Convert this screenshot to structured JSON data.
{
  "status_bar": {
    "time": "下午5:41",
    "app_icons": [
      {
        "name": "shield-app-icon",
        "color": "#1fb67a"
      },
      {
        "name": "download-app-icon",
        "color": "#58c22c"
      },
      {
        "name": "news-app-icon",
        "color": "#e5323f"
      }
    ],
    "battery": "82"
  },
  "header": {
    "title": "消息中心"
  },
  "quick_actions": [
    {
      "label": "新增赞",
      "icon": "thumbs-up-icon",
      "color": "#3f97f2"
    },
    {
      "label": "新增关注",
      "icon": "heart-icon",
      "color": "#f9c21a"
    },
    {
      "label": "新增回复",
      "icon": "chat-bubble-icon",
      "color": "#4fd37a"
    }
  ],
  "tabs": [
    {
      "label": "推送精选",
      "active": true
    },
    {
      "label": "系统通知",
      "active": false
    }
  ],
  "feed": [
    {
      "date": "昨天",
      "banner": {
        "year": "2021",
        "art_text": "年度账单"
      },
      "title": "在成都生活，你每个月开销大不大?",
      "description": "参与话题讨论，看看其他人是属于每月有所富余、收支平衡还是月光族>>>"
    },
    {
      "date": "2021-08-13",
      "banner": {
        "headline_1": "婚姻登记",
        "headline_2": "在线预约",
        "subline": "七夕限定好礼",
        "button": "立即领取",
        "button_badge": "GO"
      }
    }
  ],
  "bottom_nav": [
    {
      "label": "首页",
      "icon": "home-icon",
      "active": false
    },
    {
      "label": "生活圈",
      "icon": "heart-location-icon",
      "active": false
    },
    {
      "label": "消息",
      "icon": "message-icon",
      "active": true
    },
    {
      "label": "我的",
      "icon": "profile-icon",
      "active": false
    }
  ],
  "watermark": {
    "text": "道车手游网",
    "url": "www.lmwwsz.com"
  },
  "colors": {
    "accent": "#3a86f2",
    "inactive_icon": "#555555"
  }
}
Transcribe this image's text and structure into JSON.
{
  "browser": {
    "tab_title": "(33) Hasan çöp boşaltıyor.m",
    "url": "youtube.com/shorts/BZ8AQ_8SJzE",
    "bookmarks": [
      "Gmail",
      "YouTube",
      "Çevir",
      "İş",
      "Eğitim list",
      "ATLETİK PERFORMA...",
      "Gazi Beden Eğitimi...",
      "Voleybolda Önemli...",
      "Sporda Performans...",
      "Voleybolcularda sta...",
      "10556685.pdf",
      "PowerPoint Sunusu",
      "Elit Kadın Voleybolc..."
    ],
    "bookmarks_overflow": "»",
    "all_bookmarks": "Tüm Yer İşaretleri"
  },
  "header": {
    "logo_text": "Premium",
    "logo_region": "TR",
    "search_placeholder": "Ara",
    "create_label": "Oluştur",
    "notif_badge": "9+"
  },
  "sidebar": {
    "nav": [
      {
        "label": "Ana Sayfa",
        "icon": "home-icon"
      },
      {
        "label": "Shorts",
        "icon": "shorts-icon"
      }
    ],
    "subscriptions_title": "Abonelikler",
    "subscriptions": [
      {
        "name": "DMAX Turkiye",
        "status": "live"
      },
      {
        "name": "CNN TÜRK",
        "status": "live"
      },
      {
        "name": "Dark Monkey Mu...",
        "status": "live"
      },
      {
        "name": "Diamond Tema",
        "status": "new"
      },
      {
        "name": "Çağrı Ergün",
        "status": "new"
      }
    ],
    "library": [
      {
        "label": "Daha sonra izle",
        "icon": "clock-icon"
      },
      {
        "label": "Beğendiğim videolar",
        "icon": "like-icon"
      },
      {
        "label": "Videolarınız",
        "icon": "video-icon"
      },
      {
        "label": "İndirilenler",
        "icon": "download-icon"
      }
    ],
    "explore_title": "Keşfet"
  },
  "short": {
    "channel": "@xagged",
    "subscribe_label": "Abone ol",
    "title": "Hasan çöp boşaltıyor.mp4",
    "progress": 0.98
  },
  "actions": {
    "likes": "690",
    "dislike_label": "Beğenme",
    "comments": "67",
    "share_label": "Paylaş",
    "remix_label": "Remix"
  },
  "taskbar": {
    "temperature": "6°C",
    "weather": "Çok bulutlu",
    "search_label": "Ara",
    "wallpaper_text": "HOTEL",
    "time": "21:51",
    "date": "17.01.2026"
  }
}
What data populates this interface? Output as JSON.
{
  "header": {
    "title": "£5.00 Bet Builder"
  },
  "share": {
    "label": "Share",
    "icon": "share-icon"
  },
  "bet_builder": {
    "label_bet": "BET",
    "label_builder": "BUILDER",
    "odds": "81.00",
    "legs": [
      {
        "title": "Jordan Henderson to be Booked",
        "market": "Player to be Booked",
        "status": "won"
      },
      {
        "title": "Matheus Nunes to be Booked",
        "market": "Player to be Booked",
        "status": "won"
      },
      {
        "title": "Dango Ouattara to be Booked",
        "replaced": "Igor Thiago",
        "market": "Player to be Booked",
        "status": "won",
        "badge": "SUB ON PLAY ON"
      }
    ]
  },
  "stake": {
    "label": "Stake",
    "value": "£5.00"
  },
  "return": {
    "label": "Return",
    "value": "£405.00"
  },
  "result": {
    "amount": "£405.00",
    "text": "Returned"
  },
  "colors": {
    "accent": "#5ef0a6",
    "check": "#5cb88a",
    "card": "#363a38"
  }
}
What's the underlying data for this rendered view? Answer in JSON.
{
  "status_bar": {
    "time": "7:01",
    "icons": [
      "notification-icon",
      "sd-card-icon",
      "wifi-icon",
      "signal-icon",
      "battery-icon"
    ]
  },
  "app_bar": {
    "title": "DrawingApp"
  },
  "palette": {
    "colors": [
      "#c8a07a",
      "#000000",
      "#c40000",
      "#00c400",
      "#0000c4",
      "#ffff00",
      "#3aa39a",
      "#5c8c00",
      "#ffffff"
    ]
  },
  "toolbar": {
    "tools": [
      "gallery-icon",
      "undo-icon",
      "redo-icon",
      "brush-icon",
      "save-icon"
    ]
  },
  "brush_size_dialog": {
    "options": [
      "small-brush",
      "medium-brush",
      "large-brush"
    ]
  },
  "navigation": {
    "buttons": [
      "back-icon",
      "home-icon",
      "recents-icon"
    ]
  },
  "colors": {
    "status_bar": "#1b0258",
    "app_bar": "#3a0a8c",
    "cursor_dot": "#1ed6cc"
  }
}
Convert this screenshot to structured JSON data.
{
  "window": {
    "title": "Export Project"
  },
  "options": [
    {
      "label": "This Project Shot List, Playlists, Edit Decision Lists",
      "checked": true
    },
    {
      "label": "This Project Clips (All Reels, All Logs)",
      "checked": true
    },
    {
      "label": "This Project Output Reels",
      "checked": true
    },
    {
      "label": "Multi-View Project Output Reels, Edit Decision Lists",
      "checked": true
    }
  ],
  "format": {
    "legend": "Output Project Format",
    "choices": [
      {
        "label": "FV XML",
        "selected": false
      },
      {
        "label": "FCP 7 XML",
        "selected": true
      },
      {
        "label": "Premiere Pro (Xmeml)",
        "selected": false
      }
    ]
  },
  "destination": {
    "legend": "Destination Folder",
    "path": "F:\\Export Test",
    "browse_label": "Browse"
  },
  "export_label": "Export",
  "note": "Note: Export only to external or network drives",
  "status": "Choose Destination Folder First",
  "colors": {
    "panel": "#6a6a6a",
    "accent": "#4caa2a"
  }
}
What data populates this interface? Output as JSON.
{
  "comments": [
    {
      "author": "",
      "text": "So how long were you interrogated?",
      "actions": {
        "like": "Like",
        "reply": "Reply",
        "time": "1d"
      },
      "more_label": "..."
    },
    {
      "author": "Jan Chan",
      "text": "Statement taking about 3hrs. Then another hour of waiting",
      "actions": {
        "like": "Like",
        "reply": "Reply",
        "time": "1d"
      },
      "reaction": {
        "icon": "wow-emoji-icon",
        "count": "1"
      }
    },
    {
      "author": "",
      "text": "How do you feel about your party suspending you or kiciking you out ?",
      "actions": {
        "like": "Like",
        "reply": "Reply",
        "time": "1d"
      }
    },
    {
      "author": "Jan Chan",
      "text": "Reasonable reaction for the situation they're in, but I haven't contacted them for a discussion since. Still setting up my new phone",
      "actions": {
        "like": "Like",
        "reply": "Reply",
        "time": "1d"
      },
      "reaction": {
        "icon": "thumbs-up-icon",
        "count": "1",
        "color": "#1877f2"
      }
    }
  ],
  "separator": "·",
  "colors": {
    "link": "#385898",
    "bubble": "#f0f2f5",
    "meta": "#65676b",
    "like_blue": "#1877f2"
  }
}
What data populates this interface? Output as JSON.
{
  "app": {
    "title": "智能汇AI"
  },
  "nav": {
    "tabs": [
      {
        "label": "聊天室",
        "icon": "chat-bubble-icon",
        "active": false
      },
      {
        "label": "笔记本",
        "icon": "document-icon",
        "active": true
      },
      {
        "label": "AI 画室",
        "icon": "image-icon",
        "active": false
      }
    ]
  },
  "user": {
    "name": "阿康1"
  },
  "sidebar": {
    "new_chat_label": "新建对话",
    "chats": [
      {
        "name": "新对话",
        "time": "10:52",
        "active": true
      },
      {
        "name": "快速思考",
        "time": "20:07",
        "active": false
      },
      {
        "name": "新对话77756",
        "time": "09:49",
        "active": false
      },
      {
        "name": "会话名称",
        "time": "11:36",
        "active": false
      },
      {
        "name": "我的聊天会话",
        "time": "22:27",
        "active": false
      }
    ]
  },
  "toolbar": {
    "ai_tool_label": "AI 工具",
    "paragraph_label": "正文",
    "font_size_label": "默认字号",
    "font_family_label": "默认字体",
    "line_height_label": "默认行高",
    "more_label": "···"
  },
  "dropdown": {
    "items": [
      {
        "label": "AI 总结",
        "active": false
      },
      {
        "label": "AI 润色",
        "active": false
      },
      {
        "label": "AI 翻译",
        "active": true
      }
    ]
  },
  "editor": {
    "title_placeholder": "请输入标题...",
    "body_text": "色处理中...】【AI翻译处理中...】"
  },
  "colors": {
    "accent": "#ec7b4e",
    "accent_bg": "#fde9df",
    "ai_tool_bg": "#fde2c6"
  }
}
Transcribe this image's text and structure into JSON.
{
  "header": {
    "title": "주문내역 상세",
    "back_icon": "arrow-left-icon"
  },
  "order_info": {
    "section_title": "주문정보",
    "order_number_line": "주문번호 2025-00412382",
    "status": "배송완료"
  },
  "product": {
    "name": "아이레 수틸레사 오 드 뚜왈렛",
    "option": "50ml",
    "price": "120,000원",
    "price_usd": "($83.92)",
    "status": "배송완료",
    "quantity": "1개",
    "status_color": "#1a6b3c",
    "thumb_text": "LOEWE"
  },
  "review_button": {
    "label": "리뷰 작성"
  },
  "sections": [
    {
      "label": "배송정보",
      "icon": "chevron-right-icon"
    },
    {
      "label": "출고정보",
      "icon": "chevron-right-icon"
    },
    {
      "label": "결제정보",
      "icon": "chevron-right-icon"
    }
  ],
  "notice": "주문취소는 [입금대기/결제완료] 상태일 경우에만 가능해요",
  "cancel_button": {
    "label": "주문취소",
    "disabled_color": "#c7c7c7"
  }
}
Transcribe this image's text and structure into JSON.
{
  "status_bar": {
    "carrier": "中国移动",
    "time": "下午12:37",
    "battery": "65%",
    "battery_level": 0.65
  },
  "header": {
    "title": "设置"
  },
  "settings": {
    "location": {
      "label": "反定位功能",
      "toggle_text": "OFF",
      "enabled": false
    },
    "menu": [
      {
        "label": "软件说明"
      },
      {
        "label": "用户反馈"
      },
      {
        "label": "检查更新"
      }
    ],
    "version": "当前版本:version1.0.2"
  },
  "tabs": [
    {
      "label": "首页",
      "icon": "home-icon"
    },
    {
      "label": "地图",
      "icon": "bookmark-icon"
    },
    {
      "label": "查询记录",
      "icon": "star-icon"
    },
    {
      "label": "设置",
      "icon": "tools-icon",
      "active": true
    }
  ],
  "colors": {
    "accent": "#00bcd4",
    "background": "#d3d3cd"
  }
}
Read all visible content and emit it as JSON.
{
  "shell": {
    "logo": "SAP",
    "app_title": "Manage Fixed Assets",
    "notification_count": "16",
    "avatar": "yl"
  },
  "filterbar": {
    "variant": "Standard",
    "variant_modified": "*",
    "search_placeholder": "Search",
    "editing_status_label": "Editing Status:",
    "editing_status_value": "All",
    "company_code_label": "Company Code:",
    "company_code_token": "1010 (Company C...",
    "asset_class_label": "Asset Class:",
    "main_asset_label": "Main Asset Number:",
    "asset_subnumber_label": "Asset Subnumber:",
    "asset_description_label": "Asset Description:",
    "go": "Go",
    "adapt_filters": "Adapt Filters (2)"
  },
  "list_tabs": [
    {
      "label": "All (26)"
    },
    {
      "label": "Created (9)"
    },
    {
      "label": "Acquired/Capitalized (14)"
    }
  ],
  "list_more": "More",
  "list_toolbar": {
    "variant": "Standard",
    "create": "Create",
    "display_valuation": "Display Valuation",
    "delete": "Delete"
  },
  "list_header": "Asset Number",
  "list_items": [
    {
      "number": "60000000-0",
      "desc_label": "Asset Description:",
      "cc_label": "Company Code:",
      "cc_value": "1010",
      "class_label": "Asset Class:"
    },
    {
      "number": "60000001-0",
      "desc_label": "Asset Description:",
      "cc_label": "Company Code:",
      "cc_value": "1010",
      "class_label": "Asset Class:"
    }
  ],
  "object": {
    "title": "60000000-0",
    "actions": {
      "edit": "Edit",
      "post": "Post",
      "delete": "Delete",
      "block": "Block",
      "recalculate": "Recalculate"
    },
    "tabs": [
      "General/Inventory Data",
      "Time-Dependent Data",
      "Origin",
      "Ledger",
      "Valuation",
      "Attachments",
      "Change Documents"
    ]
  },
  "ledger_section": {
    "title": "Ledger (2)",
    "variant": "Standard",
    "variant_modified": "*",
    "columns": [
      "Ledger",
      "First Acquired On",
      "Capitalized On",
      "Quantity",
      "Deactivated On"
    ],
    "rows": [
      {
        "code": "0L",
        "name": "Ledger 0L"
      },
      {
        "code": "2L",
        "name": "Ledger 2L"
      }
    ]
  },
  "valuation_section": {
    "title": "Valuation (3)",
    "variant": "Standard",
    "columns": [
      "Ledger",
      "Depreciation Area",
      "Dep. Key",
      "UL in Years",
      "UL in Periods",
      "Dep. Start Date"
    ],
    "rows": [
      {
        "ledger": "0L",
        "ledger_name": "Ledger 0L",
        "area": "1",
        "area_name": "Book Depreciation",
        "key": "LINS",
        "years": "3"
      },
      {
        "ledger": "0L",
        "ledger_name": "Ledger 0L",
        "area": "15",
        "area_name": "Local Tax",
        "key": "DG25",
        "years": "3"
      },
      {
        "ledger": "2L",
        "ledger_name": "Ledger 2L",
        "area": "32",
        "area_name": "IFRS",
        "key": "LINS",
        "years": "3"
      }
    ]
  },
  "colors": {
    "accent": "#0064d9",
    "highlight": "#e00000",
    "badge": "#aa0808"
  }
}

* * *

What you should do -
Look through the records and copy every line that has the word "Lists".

Exercise result -
      "label": "This Project Shot List, Playlists, Edit Decision Lists",
      "label": "Multi-View Project Output Reels, Edit Decision Lists",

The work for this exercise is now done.